**Page and application data records**
----------------

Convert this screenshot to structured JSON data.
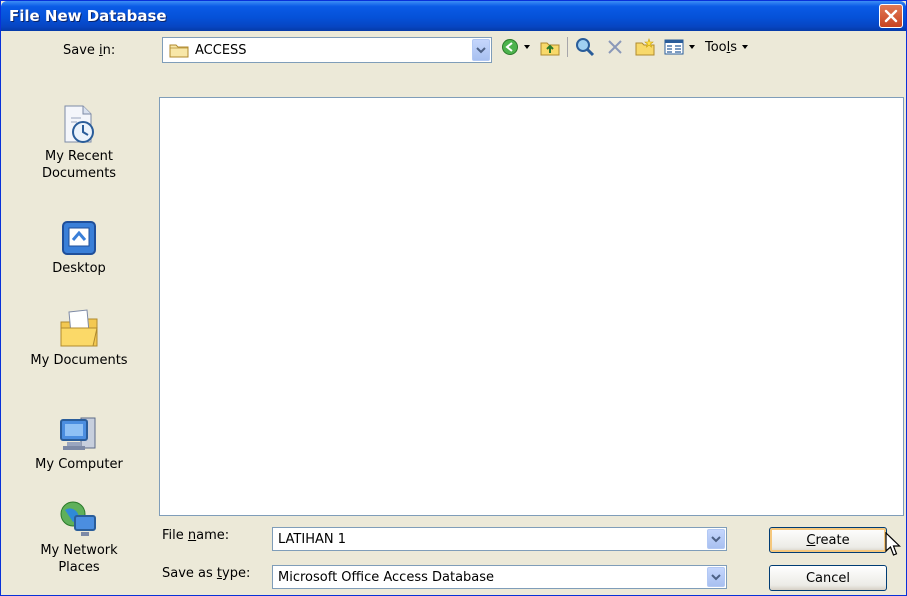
{
  "window": {
    "title": "File New Database"
  },
  "toolbar": {
    "save_in_label": "Save in:",
    "save_in_value": "ACCESS",
    "tools_label": "Tools"
  },
  "places": [
    {
      "label_line1": "My Recent",
      "label_line2": "Documents",
      "icon": "recent-documents-icon"
    },
    {
      "label_line1": "Desktop",
      "label_line2": "",
      "icon": "desktop-icon"
    },
    {
      "label_line1": "My Documents",
      "label_line2": "",
      "icon": "my-documents-icon"
    },
    {
      "label_line1": "My Computer",
      "label_line2": "",
      "icon": "my-computer-icon"
    },
    {
      "label_line1": "My Network",
      "label_line2": "Places",
      "icon": "network-places-icon"
    }
  ],
  "form": {
    "file_name_label": "File name:",
    "file_name_value": "LATIHAN 1",
    "save_type_label": "Save as type:",
    "save_type_value": "Microsoft Office Access Database"
  },
  "buttons": {
    "create": "Create",
    "cancel": "Cancel"
  },
  "colors": {
    "title_bar": "#0551d8",
    "dialog_bg": "#ece9d8",
    "close": "#c84220"
  }
}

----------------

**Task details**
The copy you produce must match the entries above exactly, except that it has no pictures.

**Solved exercise**
Convert this screenshot to structured JSON data.
{
  "window": {
    "title": "File New Database"
  },
  "toolbar": {
    "save_in_label": "Save in:",
    "save_in_value": "ACCESS",
    "tools_label": "Tools"
  },
  "places": [
    {
      "label_line1": "My Recent",
      "label_line2": "Documents",
      "icon": "recent-documents-icon"
    },
    {
      "label_line1": "Desktop",
      "label_line2": "",
      "icon": "desktop-icon"
    },
    {
      "label_line1": "My Documents",
      "label_line2": "",
      "icon": "my-documents-icon"
    },
    {
      "label_line1": "My Computer",
      "label_line2": "",
      "icon": "my-computer-icon"
    },
    {
      "label_line1": "My Network",
      "label_line2": "Places",
      "icon": "network-places-icon"
    }
  ],
  "form": {
    "file_name_label": "File name:",
    "file_name_value": "LATIHAN 1",
    "save_type_label": "Save as type:",
    "save_type_value": "Microsoft Office Access Database"
  },
  "buttons": {
    "create": "Create",
    "cancel": "Cancel"
  },
  "colors": {
    "title_bar": "#0551d8",
    "dialog_bg": "#ece9d8",
    "close": "#c84220"
  }
}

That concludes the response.